A Year of Cultured Meat Tweets
Figure 10 below shows that there was no clear frontrunner among the keywords included in this category. It is notable that the term ‘lab meat’, while used frequently early on, dropped off substantially and continued to decline over the course of data collection. This may be good news for advocates who have campaigned against the use of more clinical terms like “lab” and “in vitro”. Unfortunately, due to a programming error, the keyword ‘clean meat’ was not included in the dataset.
Figure 10: Cultured Meat Keywords: Weekly Use
Positivity And Negativity In Cultured Meat Tweets
Figure 11 below shows what percentage of tweets containing cultured meat keywords is classified with negative, neutral, or positive sentiment.

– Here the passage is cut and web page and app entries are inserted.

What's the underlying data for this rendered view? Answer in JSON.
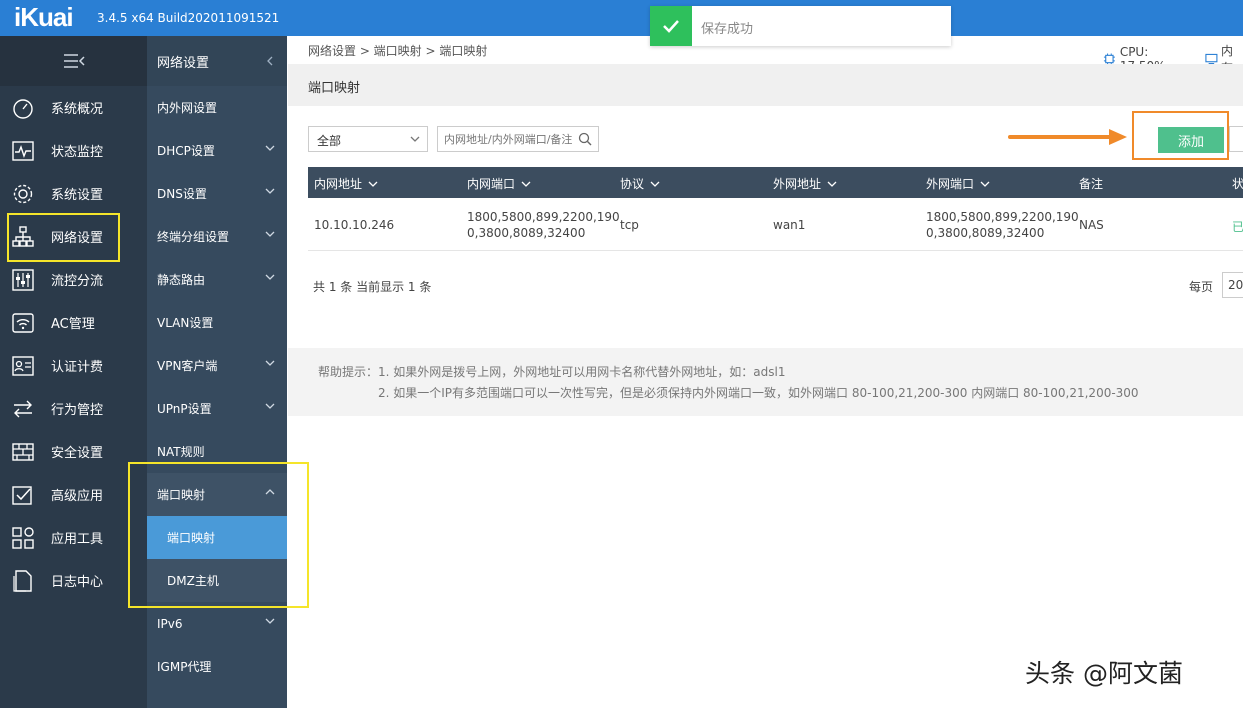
{
  "app": {
    "logo": "iKuai",
    "version": "3.4.5 x64 Build202011091521"
  },
  "toast": {
    "message": "保存成功"
  },
  "sidebar": {
    "items": [
      {
        "label": "系统概况",
        "icon": "gauge-icon"
      },
      {
        "label": "状态监控",
        "icon": "pulse-icon"
      },
      {
        "label": "系统设置",
        "icon": "gear-icon"
      },
      {
        "label": "网络设置",
        "icon": "network-icon",
        "active": true
      },
      {
        "label": "流控分流",
        "icon": "sliders-icon"
      },
      {
        "label": "AC管理",
        "icon": "wifi-icon"
      },
      {
        "label": "认证计费",
        "icon": "id-card-icon"
      },
      {
        "label": "行为管控",
        "icon": "arrows-icon"
      },
      {
        "label": "安全设置",
        "icon": "firewall-icon"
      },
      {
        "label": "高级应用",
        "icon": "checkbox-icon"
      },
      {
        "label": "应用工具",
        "icon": "grid-icon"
      },
      {
        "label": "日志中心",
        "icon": "document-icon"
      }
    ]
  },
  "subnav": {
    "title": "网络设置",
    "items": [
      {
        "label": "内外网设置",
        "chevron": false
      },
      {
        "label": "DHCP设置",
        "chevron": true
      },
      {
        "label": "DNS设置",
        "chevron": true
      },
      {
        "label": "终端分组设置",
        "chevron": true
      },
      {
        "label": "静态路由",
        "chevron": true
      },
      {
        "label": "VLAN设置",
        "chevron": false
      },
      {
        "label": "VPN客户端",
        "chevron": true
      },
      {
        "label": "UPnP设置",
        "chevron": true
      },
      {
        "label": "NAT规则",
        "chevron": false
      },
      {
        "label": "端口映射",
        "chevron": "up"
      },
      {
        "label": "端口映射",
        "sub": true,
        "active": true
      },
      {
        "label": "DMZ主机",
        "sub": true
      },
      {
        "label": "IPv6",
        "chevron": true
      },
      {
        "label": "IGMP代理",
        "chevron": false
      }
    ]
  },
  "breadcrumb": "网络设置 > 端口映射 > 端口映射",
  "status": {
    "cpu": "CPU: 17.50%",
    "mem": "内存"
  },
  "page": {
    "title": "端口映射"
  },
  "filter": {
    "selected": "全部",
    "search_placeholder": "内网地址/内外网端口/备注"
  },
  "toolbar": {
    "add_label": "添加"
  },
  "table": {
    "headers": [
      "内网地址",
      "内网端口",
      "协议",
      "外网地址",
      "外网端口",
      "备注",
      "状"
    ],
    "rows": [
      {
        "lan_addr": "10.10.10.246",
        "lan_port_1": "1800,5800,899,2200,190",
        "lan_port_2": "0,3800,8089,32400",
        "protocol": "tcp",
        "wan_addr": "wan1",
        "wan_port_1": "1800,5800,899,2200,190",
        "wan_port_2": "0,3800,8089,32400",
        "remark": "NAS",
        "status": "已"
      }
    ]
  },
  "pagination": {
    "summary": "共 1 条 当前显示 1 条",
    "per_page_label": "每页",
    "per_page_value": "20"
  },
  "help": {
    "line1": "帮助提示：1. 如果外网是拨号上网，外网地址可以用网卡名称代替外网地址，如：adsl1",
    "line2": "2. 如果一个IP有多范围端口可以一次性写完，但是必须保持内外网端口一致，如外网端口 80-100,21,200-300 内网端口 80-100,21,200-300"
  },
  "watermark": "头条 @阿文菌",
  "colors": {
    "topbar": "#2a7fd4",
    "sidebar": "#2b3a4a",
    "subnav": "#364a5e",
    "accent": "#4a9ad8",
    "add_button": "#4fc08d",
    "highlight_yellow": "#f5e52a",
    "highlight_orange": "#f08a2a"
  }
}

Generally, all of the cultured meat keywords are used more frequently in positive contexts than in neutral or negative contexts. When comparing the top three keywords most closely associated with positive sentiment (‘artificial meat’, ‘cell-based meat’, and ‘in vitro meat’), ‘artificial meat’ is used slightly more often in positive contexts than the other two keywords, but ‘in vitro meat’ and ‘cell-based meat’ are used negatively less often than ‘artificial meat’. However, all the keywords were used in relatively infrequent numbers, as seen in Figure 9. For the most part, all the keywords stayed under 200 hits per week, so it would be hard to reach a definite conclusion on which sentiments the general public associate with each keyword.
When ‘meat’ keywords were associated with a lab, as in ‘lab meat’ or ‘lab grown meat’, it appeared to be more controversial, with a larger proportion of negative usages than for other keywords.
Figure 11: Cultured Meat Keywords: Sentiment Analysis
- Positive: “”RT @FutureMeat1 Excited about our new $14m raise! Getting ready to take production to the next level. Check out this story on @CNBC Lab-grown meat start-up raises $14 million to build production plant https://t.co/gGp2IQsJai #foodtech #culturedmeat #innovation #seriesA”
- Neutral: “ICYMI our news got some attention in Israel too #foodtech #culturedmeat Israeli start-up to build world’s first lab-grown meat production facility https://t.co/hSuP1jAxNz”
- Negative: “Lab grown meat will not be readily accepted by the body and will cause the same damage as GMOs. Ya all are freakin evil https://t.co/rwjIWFq1fk”
Given the data we collected, we were able to analyze trends on Twitter over a year, as well as analyze sentiment in these tweets to gain a better understanding of how the general Twitter population uses the keywords we chose. Although we have chosen to conduct just a few analyses here, we hope that this huge dataset will also be of use to other advocates who wish to examine how the conversation around animal advocacy issues changes over time.